**Task statement:**
Exact reproduction of every record is required, and pictures are to be excluded.

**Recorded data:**
○ ○ ○ ○ ○

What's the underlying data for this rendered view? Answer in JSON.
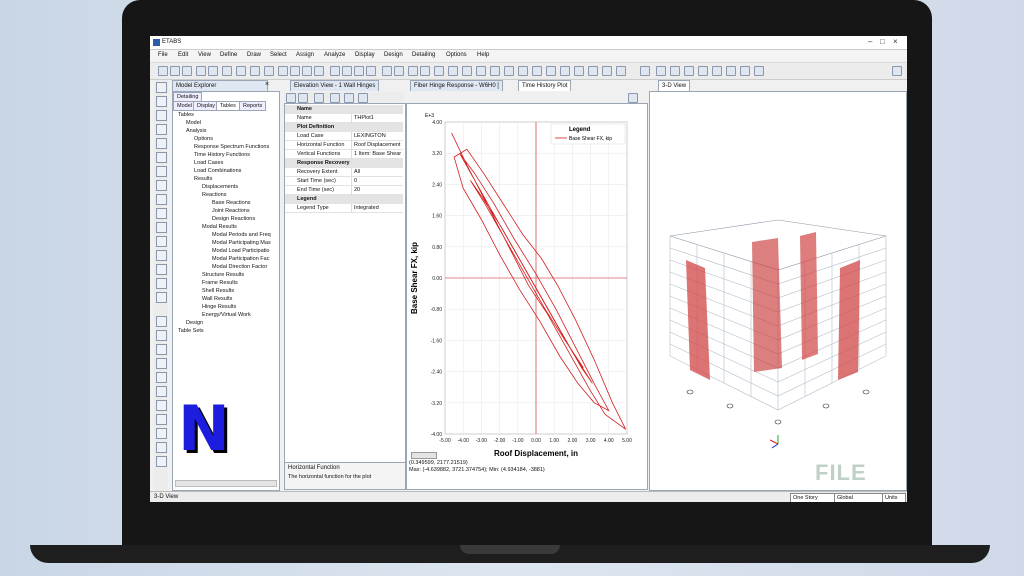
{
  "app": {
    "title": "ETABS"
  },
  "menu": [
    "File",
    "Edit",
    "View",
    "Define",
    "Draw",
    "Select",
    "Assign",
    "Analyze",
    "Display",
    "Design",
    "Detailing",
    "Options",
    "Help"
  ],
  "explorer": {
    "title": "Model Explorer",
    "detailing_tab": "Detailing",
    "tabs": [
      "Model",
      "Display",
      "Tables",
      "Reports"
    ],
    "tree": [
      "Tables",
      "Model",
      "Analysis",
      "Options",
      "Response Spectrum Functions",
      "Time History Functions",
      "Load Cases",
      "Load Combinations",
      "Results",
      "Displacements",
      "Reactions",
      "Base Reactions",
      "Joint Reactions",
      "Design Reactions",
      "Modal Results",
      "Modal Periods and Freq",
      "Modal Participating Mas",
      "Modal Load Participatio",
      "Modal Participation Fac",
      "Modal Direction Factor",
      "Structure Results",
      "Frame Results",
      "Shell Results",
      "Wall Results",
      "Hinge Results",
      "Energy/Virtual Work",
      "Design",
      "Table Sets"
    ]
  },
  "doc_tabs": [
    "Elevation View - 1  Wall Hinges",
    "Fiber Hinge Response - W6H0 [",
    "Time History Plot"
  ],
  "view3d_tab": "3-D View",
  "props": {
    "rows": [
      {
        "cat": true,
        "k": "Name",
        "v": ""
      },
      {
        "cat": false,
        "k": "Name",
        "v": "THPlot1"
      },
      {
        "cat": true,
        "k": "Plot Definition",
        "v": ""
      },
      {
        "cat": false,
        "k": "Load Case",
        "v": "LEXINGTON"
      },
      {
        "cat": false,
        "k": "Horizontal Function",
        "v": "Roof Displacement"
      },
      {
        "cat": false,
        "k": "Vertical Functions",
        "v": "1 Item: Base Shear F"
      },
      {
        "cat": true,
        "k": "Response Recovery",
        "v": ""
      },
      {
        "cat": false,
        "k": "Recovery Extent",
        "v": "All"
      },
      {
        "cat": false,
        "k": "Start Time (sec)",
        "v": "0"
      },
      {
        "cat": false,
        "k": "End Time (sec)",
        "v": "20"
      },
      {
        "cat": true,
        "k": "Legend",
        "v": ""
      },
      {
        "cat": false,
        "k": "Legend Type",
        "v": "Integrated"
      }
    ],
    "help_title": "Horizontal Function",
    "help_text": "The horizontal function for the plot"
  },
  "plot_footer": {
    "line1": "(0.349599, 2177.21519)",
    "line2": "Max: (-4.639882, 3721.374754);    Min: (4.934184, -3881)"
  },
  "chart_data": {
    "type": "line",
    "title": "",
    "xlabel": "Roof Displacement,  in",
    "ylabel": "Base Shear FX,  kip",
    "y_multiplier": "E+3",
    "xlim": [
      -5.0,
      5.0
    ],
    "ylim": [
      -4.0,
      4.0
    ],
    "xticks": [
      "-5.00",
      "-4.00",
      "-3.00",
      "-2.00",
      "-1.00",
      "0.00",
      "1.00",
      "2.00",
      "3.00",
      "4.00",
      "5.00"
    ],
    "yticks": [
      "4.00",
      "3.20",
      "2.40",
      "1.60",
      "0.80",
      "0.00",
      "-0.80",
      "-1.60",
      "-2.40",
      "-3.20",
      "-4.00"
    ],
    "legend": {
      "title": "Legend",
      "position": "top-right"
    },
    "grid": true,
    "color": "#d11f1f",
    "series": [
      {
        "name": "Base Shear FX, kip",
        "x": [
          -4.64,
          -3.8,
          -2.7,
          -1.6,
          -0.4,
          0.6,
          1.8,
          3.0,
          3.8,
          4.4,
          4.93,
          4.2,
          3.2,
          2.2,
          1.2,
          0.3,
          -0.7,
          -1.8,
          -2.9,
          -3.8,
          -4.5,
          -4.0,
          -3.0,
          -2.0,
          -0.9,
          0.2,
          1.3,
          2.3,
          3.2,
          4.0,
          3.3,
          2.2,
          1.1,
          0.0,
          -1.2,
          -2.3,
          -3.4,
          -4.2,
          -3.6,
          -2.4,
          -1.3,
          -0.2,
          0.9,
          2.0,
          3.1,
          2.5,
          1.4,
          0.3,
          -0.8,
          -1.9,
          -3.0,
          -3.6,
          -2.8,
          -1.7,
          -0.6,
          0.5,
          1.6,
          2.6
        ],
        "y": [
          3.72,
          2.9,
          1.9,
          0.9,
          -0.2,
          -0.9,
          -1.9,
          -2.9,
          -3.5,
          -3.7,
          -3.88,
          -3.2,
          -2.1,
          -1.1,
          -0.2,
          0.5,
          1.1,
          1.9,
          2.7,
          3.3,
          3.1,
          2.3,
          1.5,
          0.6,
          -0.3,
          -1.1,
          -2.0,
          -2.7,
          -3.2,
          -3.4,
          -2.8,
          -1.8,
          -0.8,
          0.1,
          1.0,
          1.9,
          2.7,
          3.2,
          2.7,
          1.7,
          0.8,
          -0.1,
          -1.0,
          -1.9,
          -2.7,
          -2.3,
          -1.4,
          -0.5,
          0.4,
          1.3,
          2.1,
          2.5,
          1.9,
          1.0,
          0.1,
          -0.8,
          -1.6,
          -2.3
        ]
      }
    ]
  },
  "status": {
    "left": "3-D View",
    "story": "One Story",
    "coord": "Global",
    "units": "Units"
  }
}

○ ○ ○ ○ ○

**Expected output:**
What's the underlying data for this rendered view? Answer in JSON.
{
  "app": {
    "title": "ETABS"
  },
  "menu": [
    "File",
    "Edit",
    "View",
    "Define",
    "Draw",
    "Select",
    "Assign",
    "Analyze",
    "Display",
    "Design",
    "Detailing",
    "Options",
    "Help"
  ],
  "explorer": {
    "title": "Model Explorer",
    "detailing_tab": "Detailing",
    "tabs": [
      "Model",
      "Display",
      "Tables",
      "Reports"
    ],
    "tree": [
      "Tables",
      "Model",
      "Analysis",
      "Options",
      "Response Spectrum Functions",
      "Time History Functions",
      "Load Cases",
      "Load Combinations",
      "Results",
      "Displacements",
      "Reactions",
      "Base Reactions",
      "Joint Reactions",
      "Design Reactions",
      "Modal Results",
      "Modal Periods and Freq",
      "Modal Participating Mas",
      "Modal Load Participatio",
      "Modal Participation Fac",
      "Modal Direction Factor",
      "Structure Results",
      "Frame Results",
      "Shell Results",
      "Wall Results",
      "Hinge Results",
      "Energy/Virtual Work",
      "Design",
      "Table Sets"
    ]
  },
  "doc_tabs": [
    "Elevation View - 1  Wall Hinges",
    "Fiber Hinge Response - W6H0 [",
    "Time History Plot"
  ],
  "view3d_tab": "3-D View",
  "props": {
    "rows": [
      {
        "cat": true,
        "k": "Name",
        "v": ""
      },
      {
        "cat": false,
        "k": "Name",
        "v": "THPlot1"
      },
      {
        "cat": true,
        "k": "Plot Definition",
        "v": ""
      },
      {
        "cat": false,
        "k": "Load Case",
        "v": "LEXINGTON"
      },
      {
        "cat": false,
        "k": "Horizontal Function",
        "v": "Roof Displacement"
      },
      {
        "cat": false,
        "k": "Vertical Functions",
        "v": "1 Item: Base Shear F"
      },
      {
        "cat": true,
        "k": "Response Recovery",
        "v": ""
      },
      {
        "cat": false,
        "k": "Recovery Extent",
        "v": "All"
      },
      {
        "cat": false,
        "k": "Start Time (sec)",
        "v": "0"
      },
      {
        "cat": false,
        "k": "End Time (sec)",
        "v": "20"
      },
      {
        "cat": true,
        "k": "Legend",
        "v": ""
      },
      {
        "cat": false,
        "k": "Legend Type",
        "v": "Integrated"
      }
    ],
    "help_title": "Horizontal Function",
    "help_text": "The horizontal function for the plot"
  },
  "plot_footer": {
    "line1": "(0.349599, 2177.21519)",
    "line2": "Max: (-4.639882, 3721.374754);    Min: (4.934184, -3881)"
  },
  "chart_data": {
    "type": "line",
    "title": "",
    "xlabel": "Roof Displacement,  in",
    "ylabel": "Base Shear FX,  kip",
    "y_multiplier": "E+3",
    "xlim": [
      -5.0,
      5.0
    ],
    "ylim": [
      -4.0,
      4.0
    ],
    "xticks": [
      "-5.00",
      "-4.00",
      "-3.00",
      "-2.00",
      "-1.00",
      "0.00",
      "1.00",
      "2.00",
      "3.00",
      "4.00",
      "5.00"
    ],
    "yticks": [
      "4.00",
      "3.20",
      "2.40",
      "1.60",
      "0.80",
      "0.00",
      "-0.80",
      "-1.60",
      "-2.40",
      "-3.20",
      "-4.00"
    ],
    "legend": {
      "title": "Legend",
      "position": "top-right"
    },
    "grid": true,
    "color": "#d11f1f",
    "series": [
      {
        "name": "Base Shear FX, kip",
        "x": [
          -4.64,
          -3.8,
          -2.7,
          -1.6,
          -0.4,
          0.6,
          1.8,
          3.0,
          3.8,
          4.4,
          4.93,
          4.2,
          3.2,
          2.2,
          1.2,
          0.3,
          -0.7,
          -1.8,
          -2.9,
          -3.8,
          -4.5,
          -4.0,
          -3.0,
          -2.0,
          -0.9,
          0.2,
          1.3,
          2.3,
          3.2,
          4.0,
          3.3,
          2.2,
          1.1,
          0.0,
          -1.2,
          -2.3,
          -3.4,
          -4.2,
          -3.6,
          -2.4,
          -1.3,
          -0.2,
          0.9,
          2.0,
          3.1,
          2.5,
          1.4,
          0.3,
          -0.8,
          -1.9,
          -3.0,
          -3.6,
          -2.8,
          -1.7,
          -0.6,
          0.5,
          1.6,
          2.6
        ],
        "y": [
          3.72,
          2.9,
          1.9,
          0.9,
          -0.2,
          -0.9,
          -1.9,
          -2.9,
          -3.5,
          -3.7,
          -3.88,
          -3.2,
          -2.1,
          -1.1,
          -0.2,
          0.5,
          1.1,
          1.9,
          2.7,
          3.3,
          3.1,
          2.3,
          1.5,
          0.6,
          -0.3,
          -1.1,
          -2.0,
          -2.7,
          -3.2,
          -3.4,
          -2.8,
          -1.8,
          -0.8,
          0.1,
          1.0,
          1.9,
          2.7,
          3.2,
          2.7,
          1.7,
          0.8,
          -0.1,
          -1.0,
          -1.9,
          -2.7,
          -2.3,
          -1.4,
          -0.5,
          0.4,
          1.3,
          2.1,
          2.5,
          1.9,
          1.0,
          0.1,
          -0.8,
          -1.6,
          -2.3
        ]
      }
    ]
  },
  "status": {
    "left": "3-D View",
    "story": "One Story",
    "coord": "Global",
    "units": "Units"
  }
}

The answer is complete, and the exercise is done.